As often as this writer has heard DJ DEKA perform over the past six years -- at least a dozen times -- his set at RISE Club, after hours last Saturday night, surprised for its deep, massive mastery of the low frequencies. Deka, who hails from Lowell and whose real name is Alex Karangioze, gained his top reputation locally by shaping to its utter limits a sound he calls "New York style hard tribal." It's a blend of Brazilian rhythms and edgy shaping which sounds like skinny, delicious people dancing on tip-toe.
At RISE, however, there was nothing at all skinny or tip-toe about Deka's sound. It was huge and it was cavernous, a low throb and rumble overlaid with alluring sound effects, streaky stuff, and -- most seductive of all -- a variety of glitch-distorted voices dripping with sensual in-your-face.
The dance floor at RISE doesn't hold many, but when Deka began his set at 3 am it was about two-thirds full -- young, Brazilian-looking guys, mostly -- and as his rumble rolled and shuffled, everybody was dancing and camera-flashing in the dark, the strobes, and the beat bursts. An after-hours, loft-level dance floor is no place for beachy peachy pop dance music, and Deka saw to it that his loft fans got exactly the opposite sound: defiantly, anthemically underground. In case anyone missed his point, he moved his rhythm from sultry funk to punch-pounding techno and then overlaid the monologue from Danny Tenaglia's classic "Elements" followed soon by Celeda welcoming dancers, famously, to "The Underground."
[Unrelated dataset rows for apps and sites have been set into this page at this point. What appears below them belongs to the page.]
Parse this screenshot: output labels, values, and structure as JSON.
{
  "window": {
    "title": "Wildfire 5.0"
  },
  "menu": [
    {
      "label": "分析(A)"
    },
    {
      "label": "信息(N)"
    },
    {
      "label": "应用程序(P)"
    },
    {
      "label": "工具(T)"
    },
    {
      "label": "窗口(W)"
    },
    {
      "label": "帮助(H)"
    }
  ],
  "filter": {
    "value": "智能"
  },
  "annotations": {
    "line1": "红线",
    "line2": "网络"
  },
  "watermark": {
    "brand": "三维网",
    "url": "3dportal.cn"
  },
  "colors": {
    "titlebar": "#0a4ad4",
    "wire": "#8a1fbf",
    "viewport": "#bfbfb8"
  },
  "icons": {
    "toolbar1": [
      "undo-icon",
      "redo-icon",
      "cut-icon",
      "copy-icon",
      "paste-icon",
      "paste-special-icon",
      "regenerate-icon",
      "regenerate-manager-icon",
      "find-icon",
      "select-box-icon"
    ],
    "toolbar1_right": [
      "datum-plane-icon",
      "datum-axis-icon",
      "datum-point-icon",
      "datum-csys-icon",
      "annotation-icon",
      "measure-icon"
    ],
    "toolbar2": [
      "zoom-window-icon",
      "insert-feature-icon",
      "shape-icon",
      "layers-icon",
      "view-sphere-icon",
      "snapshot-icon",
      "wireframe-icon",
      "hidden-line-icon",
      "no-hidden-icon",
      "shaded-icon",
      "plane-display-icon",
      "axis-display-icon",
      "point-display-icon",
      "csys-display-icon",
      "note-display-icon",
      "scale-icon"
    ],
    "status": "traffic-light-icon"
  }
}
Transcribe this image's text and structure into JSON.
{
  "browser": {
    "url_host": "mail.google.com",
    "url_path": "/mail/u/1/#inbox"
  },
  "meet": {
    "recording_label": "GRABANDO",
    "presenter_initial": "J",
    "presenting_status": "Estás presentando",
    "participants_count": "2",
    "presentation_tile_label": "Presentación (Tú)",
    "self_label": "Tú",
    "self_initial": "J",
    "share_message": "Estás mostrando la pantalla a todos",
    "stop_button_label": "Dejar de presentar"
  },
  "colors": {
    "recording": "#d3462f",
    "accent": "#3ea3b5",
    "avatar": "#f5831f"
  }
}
Both of these monologues are common fare in real-deal house music DJ sets, but Deka's use of them was singular: distorted to sound like a big, lazy tease, atop an even bigger, anything but lazy stroke-stroke-stroke of low-low rhythm.
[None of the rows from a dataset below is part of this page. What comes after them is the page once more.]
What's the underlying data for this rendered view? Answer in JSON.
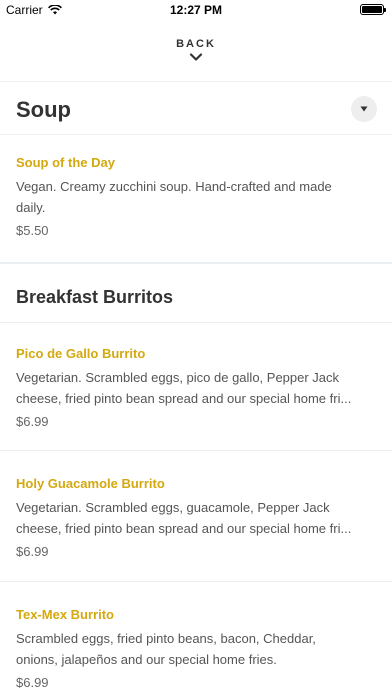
{
  "status_bar": {
    "carrier": "Carrier",
    "time": "12:27 PM"
  },
  "header": {
    "back_label": "BACK"
  },
  "sections": [
    {
      "title": "Soup",
      "items": [
        {
          "name": "Soup of the Day",
          "desc_lines": [
            "Vegan. Creamy zucchini soup. Hand-crafted and made",
            "daily."
          ],
          "price": "$5.50"
        }
      ]
    },
    {
      "title": "Breakfast Burritos",
      "items": [
        {
          "name": "Pico de Gallo Burrito",
          "desc_lines": [
            "Vegetarian. Scrambled eggs, pico de gallo, Pepper Jack",
            "cheese, fried pinto bean spread and our special home fri..."
          ],
          "price": "$6.99"
        },
        {
          "name": "Holy Guacamole Burrito",
          "desc_lines": [
            "Vegetarian. Scrambled eggs, guacamole, Pepper Jack",
            "cheese, fried pinto bean spread and our special home fri..."
          ],
          "price": "$6.99"
        },
        {
          "name": "Tex-Mex Burrito",
          "desc_lines": [
            "Scrambled eggs, fried pinto beans, bacon, Cheddar,",
            "onions, jalapeños and our special home fries."
          ],
          "price": "$6.99"
        }
      ]
    }
  ],
  "colors": {
    "accent": "#d4a80f",
    "divider": "#eceff1"
  }
}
There was much more of the same. Deka also dropped some of his own tracks: among them, "Burning Drums of Fire," his current number-one download at Beatport, "The One," and, in the second, more samba-sounding hour, "La Medicina Sagrada" (Deka's remix of a Pete tha Zouk track). All of it Deka played on his usual, old school instrumentation: two CD players, a mixboard, and no PC program. Deka tweaked and edited his sound aggressively. Rarely did his music go unshapeshifted for long. Whatever the tracks he used may sound like in the groove, all succumbed to his whims of the moment, and at RISE these tended almost always to dark depths, salacious voice, and furious beat poundings. The RISE fans succumbed, too.
Nevertheless, at 5 am even as Deka's set continued, a strange thing happened: the RISE dance floor entirely emptied out. Very strange indeed. Even the club staff seemed taken aback.